§ TASK
Could you give the records below again exactly as they stand?

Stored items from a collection
Start of Block
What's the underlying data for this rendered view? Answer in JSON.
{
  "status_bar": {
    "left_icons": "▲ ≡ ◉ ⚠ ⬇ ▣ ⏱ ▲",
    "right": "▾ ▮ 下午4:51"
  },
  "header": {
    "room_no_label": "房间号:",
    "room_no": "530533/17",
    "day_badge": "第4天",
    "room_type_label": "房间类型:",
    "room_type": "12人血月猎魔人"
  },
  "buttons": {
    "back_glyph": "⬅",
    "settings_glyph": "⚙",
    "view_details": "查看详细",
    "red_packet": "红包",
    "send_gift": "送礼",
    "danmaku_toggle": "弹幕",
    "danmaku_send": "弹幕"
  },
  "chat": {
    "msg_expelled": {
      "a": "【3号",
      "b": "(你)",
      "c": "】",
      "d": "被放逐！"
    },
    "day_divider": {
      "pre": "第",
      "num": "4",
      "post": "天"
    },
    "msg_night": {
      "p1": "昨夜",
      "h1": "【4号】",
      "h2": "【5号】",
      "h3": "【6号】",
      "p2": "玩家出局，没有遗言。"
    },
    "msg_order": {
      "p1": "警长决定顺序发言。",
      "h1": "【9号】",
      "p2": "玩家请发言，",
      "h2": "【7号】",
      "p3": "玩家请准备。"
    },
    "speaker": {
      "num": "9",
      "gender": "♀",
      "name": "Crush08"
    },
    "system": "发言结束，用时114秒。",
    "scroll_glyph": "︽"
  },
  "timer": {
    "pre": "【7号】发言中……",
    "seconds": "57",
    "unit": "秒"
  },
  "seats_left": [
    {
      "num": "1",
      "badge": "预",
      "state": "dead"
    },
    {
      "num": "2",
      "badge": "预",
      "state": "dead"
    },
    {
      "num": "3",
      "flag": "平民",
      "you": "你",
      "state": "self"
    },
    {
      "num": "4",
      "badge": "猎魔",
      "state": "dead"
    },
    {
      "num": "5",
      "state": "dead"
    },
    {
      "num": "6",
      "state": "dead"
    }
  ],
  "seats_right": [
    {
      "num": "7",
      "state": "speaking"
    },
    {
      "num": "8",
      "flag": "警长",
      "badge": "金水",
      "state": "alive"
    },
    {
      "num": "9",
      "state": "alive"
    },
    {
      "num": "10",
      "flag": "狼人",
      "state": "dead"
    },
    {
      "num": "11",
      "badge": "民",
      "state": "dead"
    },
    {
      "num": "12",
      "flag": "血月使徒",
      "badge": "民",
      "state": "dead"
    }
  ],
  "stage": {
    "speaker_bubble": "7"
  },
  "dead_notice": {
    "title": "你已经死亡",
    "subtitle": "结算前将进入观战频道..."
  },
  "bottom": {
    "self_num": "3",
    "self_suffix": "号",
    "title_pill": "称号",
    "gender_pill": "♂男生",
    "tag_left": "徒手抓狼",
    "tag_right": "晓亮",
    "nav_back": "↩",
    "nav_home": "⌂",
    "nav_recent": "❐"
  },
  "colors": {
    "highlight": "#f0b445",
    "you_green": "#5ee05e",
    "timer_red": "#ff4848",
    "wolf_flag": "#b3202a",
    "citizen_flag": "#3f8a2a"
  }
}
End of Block
§ RESULT OF THIS TASK
What's the underlying data for this rendered view? Answer in JSON.
{
  "status_bar": {
    "left_icons": "▲ ≡ ◉ ⚠ ⬇ ▣ ⏱ ▲",
    "right": "▾ ▮ 下午4:51"
  },
  "header": {
    "room_no_label": "房间号:",
    "room_no": "530533/17",
    "day_badge": "第4天",
    "room_type_label": "房间类型:",
    "room_type": "12人血月猎魔人"
  },
  "buttons": {
    "back_glyph": "⬅",
    "settings_glyph": "⚙",
    "view_details": "查看详细",
    "red_packet": "红包",
    "send_gift": "送礼",
    "danmaku_toggle": "弹幕",
    "danmaku_send": "弹幕"
  },
  "chat": {
    "msg_expelled": {
      "a": "【3号",
      "b": "(你)",
      "c": "】",
      "d": "被放逐！"
    },
    "day_divider": {
      "pre": "第",
      "num": "4",
      "post": "天"
    },
    "msg_night": {
      "p1": "昨夜",
      "h1": "【4号】",
      "h2": "【5号】",
      "h3": "【6号】",
      "p2": "玩家出局，没有遗言。"
    },
    "msg_order": {
      "p1": "警长决定顺序发言。",
      "h1": "【9号】",
      "p2": "玩家请发言，",
      "h2": "【7号】",
      "p3": "玩家请准备。"
    },
    "speaker": {
      "num": "9",
      "gender": "♀",
      "name": "Crush08"
    },
    "system": "发言结束，用时114秒。",
    "scroll_glyph": "︽"
  },
  "timer": {
    "pre": "【7号】发言中……",
    "seconds": "57",
    "unit": "秒"
  },
  "seats_left": [
    {
      "num": "1",
      "badge": "预",
      "state": "dead"
    },
    {
      "num": "2",
      "badge": "预",
      "state": "dead"
    },
    {
      "num": "3",
      "flag": "平民",
      "you": "你",
      "state": "self"
    },
    {
      "num": "4",
      "badge": "猎魔",
      "state": "dead"
    },
    {
      "num": "5",
      "state": "dead"
    },
    {
      "num": "6",
      "state": "dead"
    }
  ],
  "seats_right": [
    {
      "num": "7",
      "state": "speaking"
    },
    {
      "num": "8",
      "flag": "警长",
      "badge": "金水",
      "state": "alive"
    },
    {
      "num": "9",
      "state": "alive"
    },
    {
      "num": "10",
      "flag": "狼人",
      "state": "dead"
    },
    {
      "num": "11",
      "badge": "民",
      "state": "dead"
    },
    {
      "num": "12",
      "flag": "血月使徒",
      "badge": "民",
      "state": "dead"
    }
  ],
  "stage": {
    "speaker_bubble": "7"
  },
  "dead_notice": {
    "title": "你已经死亡",
    "subtitle": "结算前将进入观战频道..."
  },
  "bottom": {
    "self_num": "3",
    "self_suffix": "号",
    "title_pill": "称号",
    "gender_pill": "♂男生",
    "tag_left": "徒手抓狼",
    "tag_right": "晓亮",
    "nav_back": "↩",
    "nav_home": "⌂",
    "nav_recent": "❐"
  },
  "colors": {
    "highlight": "#f0b445",
    "you_green": "#5ee05e",
    "timer_red": "#ff4848",
    "wolf_flag": "#b3202a",
    "citizen_flag": "#3f8a2a"
  }
}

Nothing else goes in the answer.